The experience of planning to debate tea partiers has inspired me to commit to doing more organizing that brings the two groups together.  Stay tuned for that.

A little coverage

I received three Google alerts involving my name this week.  All were related to my work with Occupy Wall Street.  Here they are, with a little commentary added by myself:

New Protest Apps Crowd-Sourced From Occupy Wall Street Hackers” by Tyler Kingkade.

Communities In Space: How Re-Framing Our Spaces Can Reshape Our Future” by Matt Cynamon.

Then we have “BLOG: Creating an alternative currency for the #globalrevolution ‘alternative world’ borg” by Brenda J. Elliott.  The article is somewhat inaccurate so I’ve written the following response.  I’d have posted in the comment section of the article but it’s too long, so here it is.

Brenda,

I’d like to applaud you on the most thoroughly researched post on my work with OWS to date.  There are a few inaccuracies I’d like to clear up:

First, the p2pfoundation isn’t involved in permabank.  At first we were using their wiki to document our efforts because they have a solid platform and community managers but we’ve since moved our documentation to wiki.occupyeverywhere.org.  It’s still very much incomplete and should greatly improve over the next 2-3 weeks.

Second, PermaBank is being written in Python/Django.  We were going to use Drupal to create a working demo but talented Python developers emerged so we’re going straight to the main event.

Third, FLO Solutions Working Group has no connection to the p2pfoundation except that we wrote up a page on their wiki.

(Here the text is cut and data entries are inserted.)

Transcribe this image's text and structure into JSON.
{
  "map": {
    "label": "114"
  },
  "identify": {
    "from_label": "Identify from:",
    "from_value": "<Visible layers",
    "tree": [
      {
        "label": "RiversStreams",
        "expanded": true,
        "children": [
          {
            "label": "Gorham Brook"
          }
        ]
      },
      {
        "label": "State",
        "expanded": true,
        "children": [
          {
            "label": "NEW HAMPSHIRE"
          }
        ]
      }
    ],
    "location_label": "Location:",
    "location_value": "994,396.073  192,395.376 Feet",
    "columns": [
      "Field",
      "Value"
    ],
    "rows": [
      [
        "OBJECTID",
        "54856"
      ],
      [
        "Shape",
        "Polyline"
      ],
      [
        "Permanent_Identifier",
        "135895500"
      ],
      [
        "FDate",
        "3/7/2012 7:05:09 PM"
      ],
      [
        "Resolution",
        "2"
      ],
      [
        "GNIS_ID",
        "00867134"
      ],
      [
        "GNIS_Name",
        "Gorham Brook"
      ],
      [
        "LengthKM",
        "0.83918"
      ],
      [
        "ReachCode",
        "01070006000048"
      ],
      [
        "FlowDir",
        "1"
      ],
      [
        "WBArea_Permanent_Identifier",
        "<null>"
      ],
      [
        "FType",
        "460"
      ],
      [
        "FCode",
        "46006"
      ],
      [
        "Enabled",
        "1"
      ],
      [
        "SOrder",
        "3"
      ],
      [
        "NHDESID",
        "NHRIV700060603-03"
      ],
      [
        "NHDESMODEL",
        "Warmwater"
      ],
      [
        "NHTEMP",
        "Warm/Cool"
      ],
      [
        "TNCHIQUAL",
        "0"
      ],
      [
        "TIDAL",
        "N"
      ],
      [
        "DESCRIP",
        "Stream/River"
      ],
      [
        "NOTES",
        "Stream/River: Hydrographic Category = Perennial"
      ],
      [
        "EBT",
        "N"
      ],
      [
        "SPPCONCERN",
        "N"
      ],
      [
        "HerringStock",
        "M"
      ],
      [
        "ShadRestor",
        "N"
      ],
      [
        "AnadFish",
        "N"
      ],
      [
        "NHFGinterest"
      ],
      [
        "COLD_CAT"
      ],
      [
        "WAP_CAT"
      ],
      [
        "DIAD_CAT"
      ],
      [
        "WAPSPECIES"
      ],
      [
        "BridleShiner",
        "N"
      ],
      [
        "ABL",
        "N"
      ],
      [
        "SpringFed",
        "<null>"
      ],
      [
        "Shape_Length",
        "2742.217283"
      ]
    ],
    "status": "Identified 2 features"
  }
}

Fourth, I don’t have any real connection to floEarth except that I’m friends with it’s creator.  If the project develops I might get more involved.

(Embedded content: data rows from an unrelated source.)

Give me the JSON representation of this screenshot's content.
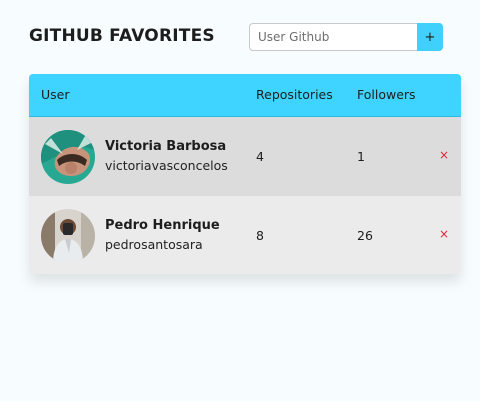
{
  "header": {
    "title": "GITHUB FAVORITES",
    "search_placeholder": "User Github",
    "add_label": "+"
  },
  "table": {
    "columns": [
      "User",
      "Repositories",
      "Followers"
    ],
    "rows": [
      {
        "name": "Victoria Barbosa",
        "login": "victoriavasconcelos",
        "repositories": "4",
        "followers": "1",
        "remove_label": "×"
      },
      {
        "name": "Pedro Henrique",
        "login": "pedrosantosara",
        "repositories": "8",
        "followers": "26",
        "remove_label": "×"
      }
    ]
  },
  "colors": {
    "accent": "#3fd4ff",
    "row_odd": "#dcdcdc",
    "row_even": "#ebebeb",
    "remove": "#e0263a",
    "background": "#f7fcfe"
  }
}
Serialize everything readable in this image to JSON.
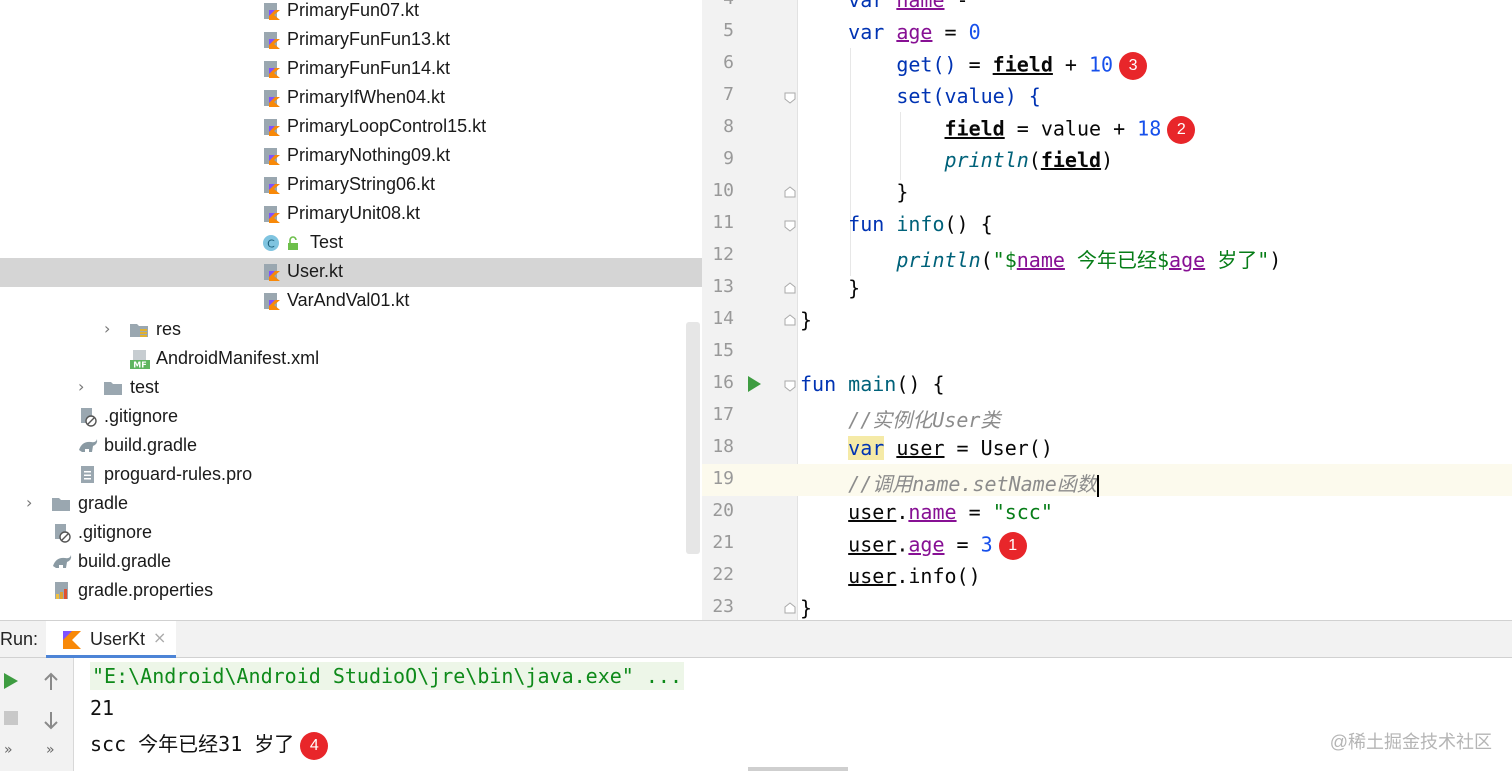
{
  "project_tree": {
    "items": [
      {
        "label": "PrimaryFun07.kt",
        "type": "kotlin-file"
      },
      {
        "label": "PrimaryFunFun13.kt",
        "type": "kotlin-file"
      },
      {
        "label": "PrimaryFunFun14.kt",
        "type": "kotlin-file"
      },
      {
        "label": "PrimaryIfWhen04.kt",
        "type": "kotlin-file"
      },
      {
        "label": "PrimaryLoopControl15.kt",
        "type": "kotlin-file"
      },
      {
        "label": "PrimaryNothing09.kt",
        "type": "kotlin-file"
      },
      {
        "label": "PrimaryString06.kt",
        "type": "kotlin-file"
      },
      {
        "label": "PrimaryUnit08.kt",
        "type": "kotlin-file"
      },
      {
        "label": "Test",
        "type": "class",
        "badge": "C"
      },
      {
        "label": "User.kt",
        "type": "kotlin-file",
        "selected": true
      },
      {
        "label": "VarAndVal01.kt",
        "type": "kotlin-file"
      },
      {
        "label": "res",
        "type": "folder-collapsed"
      },
      {
        "label": "AndroidManifest.xml",
        "type": "manifest",
        "badge": "MF"
      },
      {
        "label": "test",
        "type": "folder-collapsed"
      },
      {
        "label": ".gitignore",
        "type": "ignore-file"
      },
      {
        "label": "build.gradle",
        "type": "gradle-file"
      },
      {
        "label": "proguard-rules.pro",
        "type": "text-file"
      },
      {
        "label": "gradle",
        "type": "folder-collapsed"
      },
      {
        "label": ".gitignore",
        "type": "ignore-file"
      },
      {
        "label": "build.gradle",
        "type": "gradle-file"
      },
      {
        "label": "gradle.properties",
        "type": "properties-file"
      }
    ]
  },
  "editor": {
    "line_numbers": [
      "4",
      "5",
      "6",
      "7",
      "8",
      "9",
      "10",
      "11",
      "12",
      "13",
      "14",
      "15",
      "16",
      "17",
      "18",
      "19",
      "20",
      "21",
      "22",
      "23"
    ],
    "tokens": {
      "var": "var",
      "name": "name",
      "age": "age",
      "eq": " = ",
      "zero": "0",
      "get": "get()",
      "field": "field",
      "plus": " + ",
      "ten": "10",
      "set": "set(value) {",
      "value_plus": " = value + ",
      "eighteen": "18",
      "println": "println",
      "lp": "(",
      "rp": ")",
      "close_brace": "}",
      "fun": "fun",
      "info": "info",
      "info_open": "() {",
      "str_open": "\"$",
      "str_mid": " 今年已经$",
      "str_end": " 岁了\"",
      "main": "main",
      "comment1": "//实例化User类",
      "user": "user",
      "user_ctor": " = User()",
      "comment2": "//调用name.setName函数",
      "scc": "\"scc\"",
      "dot": ".",
      "three": "3",
      "info_call": "info()",
      "dash": " -"
    },
    "badges": {
      "b1": "1",
      "b2": "2",
      "b3": "3"
    }
  },
  "run_panel": {
    "label": "Run:",
    "tab_title": "UserKt",
    "tab_close": "×",
    "console_lines": {
      "cmd": "\"E:\\Android\\Android StudioO\\jre\\bin\\java.exe\" ...",
      "out1": "21",
      "out2": "scc 今年已经31 岁了"
    },
    "badge4": "4",
    "side_more": "»"
  },
  "watermark": "@稀土掘金技术社区",
  "colors": {
    "keyword": "#0033b3",
    "property": "#871094",
    "number": "#1750eb",
    "string": "#067d17",
    "comment": "#8c8c8c",
    "badge": "#e8262a",
    "run_green": "#3e9c41",
    "selection": "#d5d5d5"
  },
  "icons": {
    "kotlin-file": "kotlin-file-icon",
    "class": "class-icon",
    "folder": "folder-icon",
    "run": "run-icon",
    "stop": "stop-icon",
    "up": "arrow-up-icon",
    "down": "arrow-down-icon"
  }
}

Fifth, it’s ‘Sarapis’ not ‘Serapis.’  Greek spelling.  I don’t know if you looked too deeply into who/what Sarapis is/was but I think you’ll find it interesting.

The tone of this piece makes it sound as if you’re describing some nefarious plot to take over the world when, if fact, my efforts are simply to help people use information technologies to create their own capital so they no longer have to rely on the currency politburo at the Federal Reserve.

Let me know if you’d like to discuss these issues further.

Thanks.